Pippa Leigh

Students returned from winter break to find the year’s hottest holiday gift banned from residence halls. A few days before the spring semester, the Office of Residence Life sent out an email banning hover boards from all residence halls, citing fire safety concerns. The self-balancing scooters have been reportedly catching fire, burning down a Louisiana home and exploding mid-use in a Washington mall. 

Although some news sources claim the danger lies in the boards overheating while charging, more accidents have been reported while being ridden. Several online technology forums and journals, such as Wire, have revealed the main reason why the board keeps catching fire. The product uses low-cost lithium-ion batteries, similar to the ones used in smartphones, laptop, and cars. Since the boards are of a different nature than a smartphone- prone to be used at high speeds and smash into things the battery damages much more easily. Similar explosive problems have been reported by car companies such as Tesla. As a result, the company has made changes to incorporate cooling systems to keep the temperature safe. 

Associate Director for Housing and Residence Hall Operations, Marie Schauder, spoke with The Villanovan about the decision to ban the boards from residence halls. While no incident in particular sparked the decision, “We started to get telephone calls from parents concerned with fire safety in the dorms. There have been no complaints about the ban through emails or telephone calls- there were only calls urging us to ban them in the first place,” Schauder said. 

Schauder compared the use of these boards to other similar fire hazard items, such as halogen lamps, toaster ovens and candles. Hoverboards will be added to the list of items that Residence Assistants will check for in students’ rooms during spring break resulting in penalties for owners if the boards or their chargers are found in their rooms. The decision has thus far been met with minimal opinion from the student body.

Other universities have taken similar precautions for fire safety. Schauder pointed out that many other universities have not yet resumed classes, so more stories regarding hoverboard bans, will be seen in the coming weeks.

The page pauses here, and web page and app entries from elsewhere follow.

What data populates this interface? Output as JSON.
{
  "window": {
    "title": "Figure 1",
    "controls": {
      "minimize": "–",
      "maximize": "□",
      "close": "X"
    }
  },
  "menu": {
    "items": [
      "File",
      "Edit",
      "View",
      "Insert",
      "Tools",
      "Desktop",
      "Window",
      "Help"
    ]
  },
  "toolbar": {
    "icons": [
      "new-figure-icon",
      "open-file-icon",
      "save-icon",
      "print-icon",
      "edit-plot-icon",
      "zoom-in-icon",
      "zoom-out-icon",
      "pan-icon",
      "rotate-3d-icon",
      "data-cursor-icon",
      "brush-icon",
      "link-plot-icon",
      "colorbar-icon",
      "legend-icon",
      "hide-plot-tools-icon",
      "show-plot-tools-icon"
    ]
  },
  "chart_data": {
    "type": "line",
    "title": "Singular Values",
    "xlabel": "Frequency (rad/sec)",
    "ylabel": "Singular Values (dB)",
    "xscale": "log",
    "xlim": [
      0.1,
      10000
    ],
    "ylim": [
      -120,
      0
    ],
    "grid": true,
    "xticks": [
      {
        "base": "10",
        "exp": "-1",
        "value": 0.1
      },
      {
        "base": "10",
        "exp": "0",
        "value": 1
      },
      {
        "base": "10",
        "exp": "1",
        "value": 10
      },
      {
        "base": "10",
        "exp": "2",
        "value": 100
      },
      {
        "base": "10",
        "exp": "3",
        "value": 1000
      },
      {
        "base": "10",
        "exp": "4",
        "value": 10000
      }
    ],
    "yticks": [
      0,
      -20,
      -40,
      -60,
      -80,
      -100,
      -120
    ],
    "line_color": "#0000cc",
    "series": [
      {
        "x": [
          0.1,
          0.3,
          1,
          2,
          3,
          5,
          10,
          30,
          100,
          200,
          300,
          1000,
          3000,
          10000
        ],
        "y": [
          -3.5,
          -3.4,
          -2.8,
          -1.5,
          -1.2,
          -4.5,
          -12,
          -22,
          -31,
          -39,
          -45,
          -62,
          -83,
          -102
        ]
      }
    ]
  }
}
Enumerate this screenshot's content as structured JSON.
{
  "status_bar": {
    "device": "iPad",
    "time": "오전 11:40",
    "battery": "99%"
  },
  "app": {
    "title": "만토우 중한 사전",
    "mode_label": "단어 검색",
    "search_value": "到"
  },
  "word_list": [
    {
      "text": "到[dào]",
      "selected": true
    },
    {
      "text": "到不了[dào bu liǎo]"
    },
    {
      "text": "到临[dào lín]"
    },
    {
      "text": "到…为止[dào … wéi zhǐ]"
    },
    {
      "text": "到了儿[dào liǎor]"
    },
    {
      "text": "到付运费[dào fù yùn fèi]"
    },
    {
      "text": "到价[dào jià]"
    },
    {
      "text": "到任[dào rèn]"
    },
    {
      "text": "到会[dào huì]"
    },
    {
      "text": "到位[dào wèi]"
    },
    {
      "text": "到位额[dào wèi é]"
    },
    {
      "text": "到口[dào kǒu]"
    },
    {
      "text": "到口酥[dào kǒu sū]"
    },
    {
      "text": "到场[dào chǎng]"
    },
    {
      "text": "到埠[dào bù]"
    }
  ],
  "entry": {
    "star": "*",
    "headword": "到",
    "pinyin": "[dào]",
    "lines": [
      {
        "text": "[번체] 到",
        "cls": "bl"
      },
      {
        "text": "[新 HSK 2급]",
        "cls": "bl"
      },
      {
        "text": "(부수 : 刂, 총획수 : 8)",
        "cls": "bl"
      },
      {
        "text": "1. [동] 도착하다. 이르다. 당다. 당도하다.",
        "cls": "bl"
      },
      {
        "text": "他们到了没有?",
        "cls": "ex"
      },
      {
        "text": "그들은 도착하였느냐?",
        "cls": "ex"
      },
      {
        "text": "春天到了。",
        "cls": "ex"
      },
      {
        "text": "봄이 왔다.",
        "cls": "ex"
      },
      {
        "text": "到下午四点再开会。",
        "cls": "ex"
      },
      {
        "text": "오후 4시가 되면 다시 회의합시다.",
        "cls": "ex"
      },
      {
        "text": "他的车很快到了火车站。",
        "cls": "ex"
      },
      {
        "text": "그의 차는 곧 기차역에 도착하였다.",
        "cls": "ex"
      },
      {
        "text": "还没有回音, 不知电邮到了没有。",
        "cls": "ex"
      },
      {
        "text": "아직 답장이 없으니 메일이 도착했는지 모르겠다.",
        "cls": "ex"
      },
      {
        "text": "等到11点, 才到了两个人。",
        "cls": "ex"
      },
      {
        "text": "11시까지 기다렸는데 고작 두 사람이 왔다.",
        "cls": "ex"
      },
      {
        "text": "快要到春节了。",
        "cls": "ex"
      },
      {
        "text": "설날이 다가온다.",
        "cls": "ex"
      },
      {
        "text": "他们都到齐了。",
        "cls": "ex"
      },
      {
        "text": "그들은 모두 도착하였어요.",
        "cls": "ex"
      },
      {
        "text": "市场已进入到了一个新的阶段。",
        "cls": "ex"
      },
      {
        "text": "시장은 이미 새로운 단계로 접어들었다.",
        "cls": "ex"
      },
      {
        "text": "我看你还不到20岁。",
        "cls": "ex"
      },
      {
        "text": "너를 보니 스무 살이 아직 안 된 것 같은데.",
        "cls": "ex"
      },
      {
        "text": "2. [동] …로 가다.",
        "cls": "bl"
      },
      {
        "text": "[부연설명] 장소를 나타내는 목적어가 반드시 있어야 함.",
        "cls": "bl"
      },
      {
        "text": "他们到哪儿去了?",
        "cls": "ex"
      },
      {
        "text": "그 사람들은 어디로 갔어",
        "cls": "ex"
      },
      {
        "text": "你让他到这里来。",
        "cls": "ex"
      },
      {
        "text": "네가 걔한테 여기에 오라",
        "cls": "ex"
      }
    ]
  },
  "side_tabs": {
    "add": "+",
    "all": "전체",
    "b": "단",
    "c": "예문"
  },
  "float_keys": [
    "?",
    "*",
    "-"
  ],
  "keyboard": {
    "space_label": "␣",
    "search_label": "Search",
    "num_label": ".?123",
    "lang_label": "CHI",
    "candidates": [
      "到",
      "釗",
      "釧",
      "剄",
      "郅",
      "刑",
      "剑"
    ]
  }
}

Major United States airlines have investigated the product along with the US Consumer Product Safety Commission and decided to also prohibit these boards from being taken on board an aircraft. “While occurences are uncommon, these batteries can spontaneously overheat and pose a fire hazard risk,” Delta told ABC.

According to Fortune Magazine, a disgruntled consumer in New York has filed a civil suit against hover board manufacturer Swagway and sports retailer Modell’s. Both companies declined to comment to Fortune, but took to the internet to defend their product. “We can’t speak for other brands, but for Swagway, as safety is a top priority, we take the extra measure to use parts like UL listed adapters and top quality Samsung or LG lithium-ion batteries,” Fortune quoted. 

The decision by Residence Life is unlikely to be reversed, given the continued media coverage of hoverboard mishaps. Students who continue to harbor their contraband hoverboards on campus declined to comment.


Photo courtesy of NBC